I had been avoiding the relevant questions for a few months but finally had the courage to face them. By this, I mean, being brave enough to stop and manage not only what it meant but how it made me feel and how I perceived myself for taking this decision.
And it was ugly. It was not a hard decision, it was a heartbreaking process I had to go through and accept because for me it meant failure. Failure to try, to train, to be resilient, to push through. It was also failing the people who supported and believed in me. It was not being disappointed but being the disappointment.

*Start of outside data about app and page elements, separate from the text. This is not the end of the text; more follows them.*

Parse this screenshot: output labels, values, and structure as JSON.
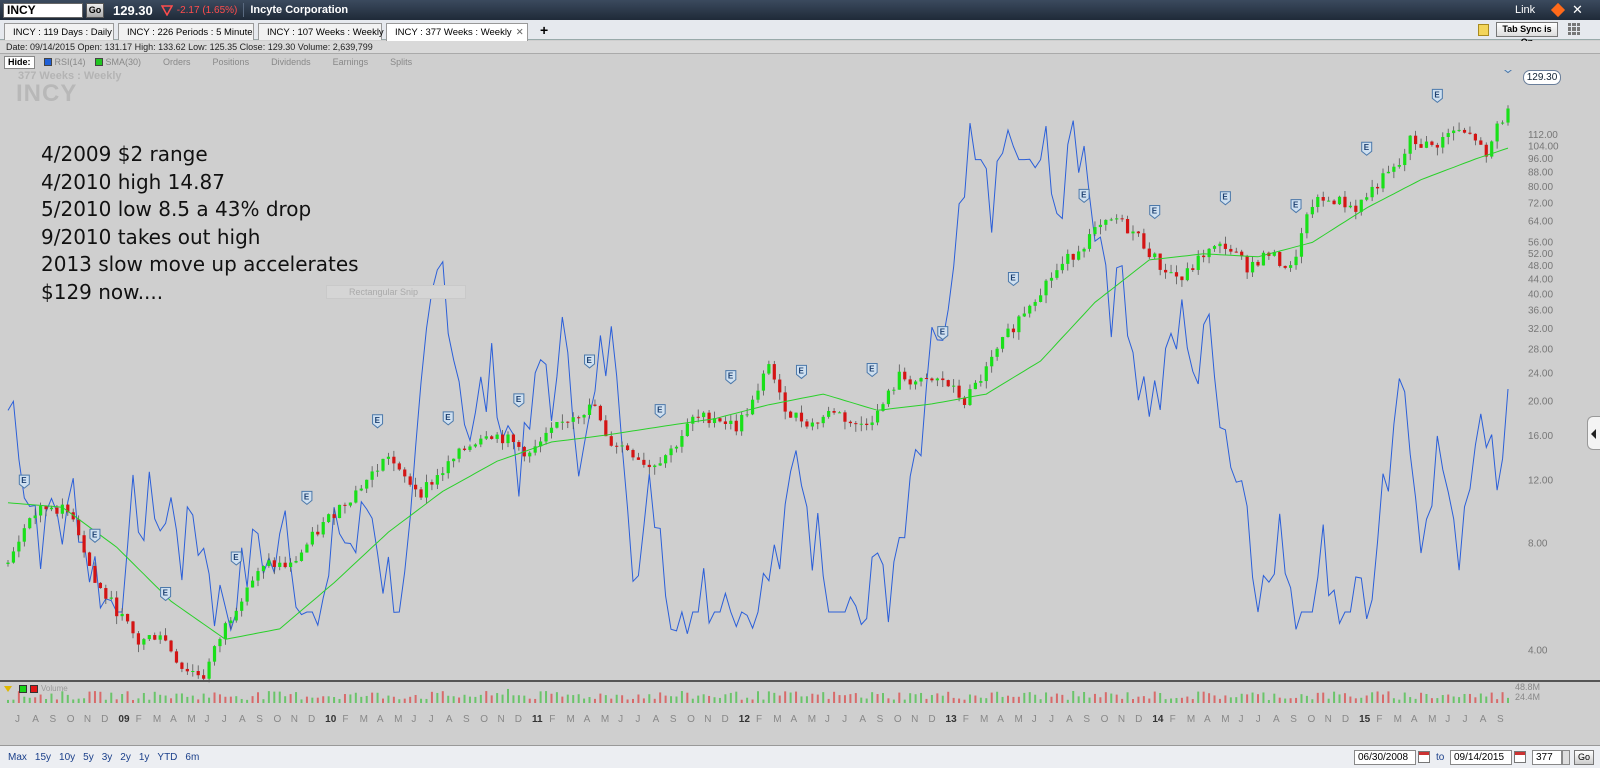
{
  "topbar": {
    "symbol": "INCY",
    "go_label": "Go",
    "price": "129.30",
    "change": "-2.17 (1.65%)",
    "company": "Incyte Corporation",
    "link_label": "Link",
    "close_glyph": "✕"
  },
  "tabs": [
    {
      "label": "INCY : 119  Days : Daily"
    },
    {
      "label": "INCY : 226  Periods : 5 Minute"
    },
    {
      "label": "INCY : 107  Weeks : Weekly"
    },
    {
      "label": "INCY : 377  Weeks : Weekly",
      "active": true
    }
  ],
  "tab_close_glyph": "✕",
  "tab_add_glyph": "+",
  "tab_sync_label": "Tab Sync is On",
  "info": "Date: 09/14/2015   Open: 131.17   High: 133.62   Low: 125.35   Close: 129.30   Volume: 2,639,799",
  "hidebar": {
    "hide_label": "Hide:",
    "indicators": [
      {
        "label": "RSI(14)",
        "color": "#1f5fd6"
      },
      {
        "label": "SMA(30)",
        "color": "#21c521"
      }
    ],
    "toggles": [
      "Orders",
      "Positions",
      "Dividends",
      "Earnings",
      "Splits"
    ]
  },
  "watermark": {
    "sub": "377  Weeks : Weekly",
    "symbol": "INCY"
  },
  "notes": [
    "4/2009 $2 range",
    "4/2010 high 14.87",
    "5/2010 low 8.5 a 43% drop",
    "9/2010 takes out high",
    "2013 slow move up accelerates",
    "$129 now...."
  ],
  "snip_label": "Rectangular Snip",
  "last_price_tag": "129.30",
  "chart_data": {
    "type": "candlestick",
    "y_scale": "log",
    "ylim": [
      3.2,
      150
    ],
    "y_ticks": [
      "112.00",
      "104.00",
      "96.00",
      "88.00",
      "80.00",
      "72.00",
      "64.00",
      "56.00",
      "52.00",
      "48.00",
      "44.00",
      "40.00",
      "36.00",
      "32.00",
      "28.00",
      "24.00",
      "20.00",
      "16.00",
      "12.00",
      "8.00",
      "4.00"
    ],
    "x_ticks": [
      "J",
      "A",
      "S",
      "O",
      "N",
      "D",
      "09",
      "F",
      "M",
      "A",
      "M",
      "J",
      "J",
      "A",
      "S",
      "O",
      "N",
      "D",
      "10",
      "F",
      "M",
      "A",
      "M",
      "J",
      "J",
      "A",
      "S",
      "O",
      "N",
      "D",
      "11",
      "F",
      "M",
      "A",
      "M",
      "J",
      "J",
      "A",
      "S",
      "O",
      "N",
      "D",
      "12",
      "F",
      "M",
      "A",
      "M",
      "J",
      "J",
      "A",
      "S",
      "O",
      "N",
      "D",
      "13",
      "F",
      "M",
      "A",
      "M",
      "J",
      "J",
      "A",
      "S",
      "O",
      "N",
      "D",
      "14",
      "F",
      "M",
      "A",
      "M",
      "J",
      "J",
      "A",
      "S",
      "O",
      "N",
      "D",
      "15",
      "F",
      "M",
      "A",
      "M",
      "J",
      "J",
      "A",
      "S"
    ],
    "series": [
      {
        "name": "SMA(30)",
        "color": "#2ad02a"
      },
      {
        "name": "RSI(14)",
        "color": "#2b5fd9"
      }
    ],
    "close_path": [
      [
        0,
        7.0
      ],
      [
        4,
        9.5
      ],
      [
        8,
        10.2
      ],
      [
        12,
        9.6
      ],
      [
        16,
        6.2
      ],
      [
        20,
        5.2
      ],
      [
        24,
        4.2
      ],
      [
        28,
        4.5
      ],
      [
        32,
        3.6
      ],
      [
        36,
        3.4
      ],
      [
        40,
        4.7
      ],
      [
        44,
        6.1
      ],
      [
        48,
        7.0
      ],
      [
        52,
        6.9
      ],
      [
        56,
        8.3
      ],
      [
        60,
        9.8
      ],
      [
        64,
        11.2
      ],
      [
        68,
        13.0
      ],
      [
        70,
        14.2
      ],
      [
        72,
        12.5
      ],
      [
        76,
        11.2
      ],
      [
        80,
        12.8
      ],
      [
        84,
        14.7
      ],
      [
        88,
        16.5
      ],
      [
        92,
        15.6
      ],
      [
        96,
        14.2
      ],
      [
        100,
        16.4
      ],
      [
        104,
        18.4
      ],
      [
        108,
        19.4
      ],
      [
        110,
        15.6
      ],
      [
        114,
        14.8
      ],
      [
        118,
        13.2
      ],
      [
        122,
        14.6
      ],
      [
        126,
        17.8
      ],
      [
        130,
        18.2
      ],
      [
        134,
        17.0
      ],
      [
        138,
        21.0
      ],
      [
        140,
        26.0
      ],
      [
        142,
        20.5
      ],
      [
        144,
        18.5
      ],
      [
        148,
        17.3
      ],
      [
        152,
        19.0
      ],
      [
        156,
        17.0
      ],
      [
        160,
        18.5
      ],
      [
        164,
        23.5
      ],
      [
        168,
        22.5
      ],
      [
        172,
        23.0
      ],
      [
        176,
        20.0
      ],
      [
        180,
        24.5
      ],
      [
        184,
        31.0
      ],
      [
        188,
        38.0
      ],
      [
        192,
        45.0
      ],
      [
        196,
        52.0
      ],
      [
        200,
        60.0
      ],
      [
        204,
        65.0
      ],
      [
        208,
        58.0
      ],
      [
        212,
        48.0
      ],
      [
        216,
        44.0
      ],
      [
        220,
        52.0
      ],
      [
        224,
        55.0
      ],
      [
        228,
        48.0
      ],
      [
        232,
        52.0
      ],
      [
        236,
        47.0
      ],
      [
        240,
        72.0
      ],
      [
        244,
        74.0
      ],
      [
        248,
        70.0
      ],
      [
        252,
        82.0
      ],
      [
        256,
        92.0
      ],
      [
        258,
        108.0
      ],
      [
        262,
        104.0
      ],
      [
        266,
        115.0
      ],
      [
        270,
        110.0
      ],
      [
        272,
        95.0
      ],
      [
        274,
        120.0
      ],
      [
        276,
        129.3
      ]
    ],
    "sma_path": [
      [
        0,
        10.4
      ],
      [
        10,
        10.1
      ],
      [
        20,
        7.8
      ],
      [
        30,
        5.5
      ],
      [
        40,
        4.3
      ],
      [
        50,
        4.6
      ],
      [
        60,
        6.2
      ],
      [
        70,
        8.6
      ],
      [
        80,
        11.2
      ],
      [
        90,
        13.6
      ],
      [
        100,
        15.4
      ],
      [
        110,
        16.1
      ],
      [
        120,
        17.0
      ],
      [
        130,
        17.9
      ],
      [
        140,
        19.6
      ],
      [
        150,
        21.0
      ],
      [
        160,
        18.9
      ],
      [
        170,
        19.7
      ],
      [
        180,
        21.0
      ],
      [
        190,
        26.0
      ],
      [
        200,
        38.0
      ],
      [
        210,
        50.0
      ],
      [
        220,
        52.0
      ],
      [
        230,
        51.0
      ],
      [
        240,
        56.0
      ],
      [
        250,
        70.0
      ],
      [
        260,
        84.0
      ],
      [
        270,
        96.0
      ],
      [
        276,
        103.0
      ]
    ],
    "earnings_markers": "E",
    "volume_scale": [
      "48.8M",
      "24.4M"
    ]
  },
  "volume_legend": "Volume",
  "bottom": {
    "ranges": [
      "Max",
      "15y",
      "10y",
      "5y",
      "3y",
      "2y",
      "1y",
      "YTD",
      "6m"
    ],
    "from_date": "06/30/2008",
    "to_label": "to",
    "to_date": "09/14/2015",
    "bars": "377",
    "go_label": "Go"
  }
}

Part of this process was also stating clearly the reasons for cancelling my participation and weighing if overall they really made sense or I was just backing up because I couldn't handle the unpredictability of life at the moment. A few things became clear. Unlike a true athlete, I can't train for extended period of times without certainty that the race will happen for me (it will happen for sure, but whether or not I, personally, can make it is another story).
2022 seemed too far, yet too close. When the borders finally open up here, visiting friends and family will be my priority before I can dedicate myself to a such an adventure.
In summary, was I ready to participate in the Mongol Derby next year?
The short answer is no. With no understanding of the travel restrictions and/or forecast of its easing from/to Singapore, it means getting to Mongolia still feels like a world away. I am not pessimistic, I'm being cautious. In July 2020, I strongly believed that in a year's time we would have managed the crisis at hand. And here we are, with the most recent restrictions just being lifted.
So what's next? For now, accepting the situation, my decision and being able to say it out loud (hence me writing about it in a public space). Giving myself the space to be disappointed while celebrating my achievements along the way. Welcoming failure however I define it and learning from it. And of course, keeping on riding.